Carmelita Kubota lives in Canyon Lake much of the year, but she also calls Japan home during the summer.
In the first two weeks after arriving in Japan at the end of May, she helped coordinate a visit by a Rotary Club from Manila, Philippines, with a Rotary Club in Japan. Carmelita has played a major role in strengthening the friendship between the two clubs since 1984.
Next up on her itinerary was her niece’s wedding, where she was the guest speaker for the reception. Afterwards, the newlyweds took Carmelita, the bride’s mother and a friend of the mother to the luxurious Onsen Resort on Izu Peninsula.
Carmelita says, “In Japan, ‘onsen’ is a term for hot springs. As a volcanically active country, Japan has thousands of onsen scattered along its length and breadth.
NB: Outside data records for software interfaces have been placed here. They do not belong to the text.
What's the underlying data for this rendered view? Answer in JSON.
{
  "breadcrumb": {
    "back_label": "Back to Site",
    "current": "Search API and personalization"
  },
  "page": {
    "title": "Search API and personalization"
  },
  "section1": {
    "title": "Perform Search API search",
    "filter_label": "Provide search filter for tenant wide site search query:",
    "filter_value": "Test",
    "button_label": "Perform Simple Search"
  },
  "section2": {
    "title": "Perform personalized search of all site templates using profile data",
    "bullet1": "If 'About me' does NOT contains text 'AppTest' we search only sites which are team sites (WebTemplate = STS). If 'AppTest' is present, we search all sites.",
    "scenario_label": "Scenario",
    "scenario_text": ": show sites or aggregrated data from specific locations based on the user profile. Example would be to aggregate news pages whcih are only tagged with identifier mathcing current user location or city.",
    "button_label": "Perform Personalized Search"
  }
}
They traditionally were used as public bathing places and, today, they play a central role in directing Japanese domestic and international tourism, as well.”
With Japan scheduled to host the 2020 Olympics, the Japanese government aims to make tourism a major industry for Japan by encouraging foreign travelers to visit places outside metropolitan areas.
“An onsen is the place to experience, and I am fortunate indeed to be pampered in a relaxing, hot soak overlooking the panoramic view of the Suruga Bay in the open air bath – or as they say in Japanese, ‘routemburo,’” says Carmelita.
She adds that, immediately following the calming soak, a meal “delicately prepared with artistry and taste” awaited the guests in the traditional Japanese dining room. It included several courses, mostly consisting of seafood.
Before arriving at the luxury onsen, some of the wedding guests stopped at a souvenir shop to purchase gifts for friends and loved ones. “In Japan, it is customary that when you travel, it is a warm tradition to bring back home souvenirs from the place you’ve been,” says Carmelita.
On their two-hour drive home, the group stopped off to view the iconic peak for which Japan is famous: Mt. Fuji.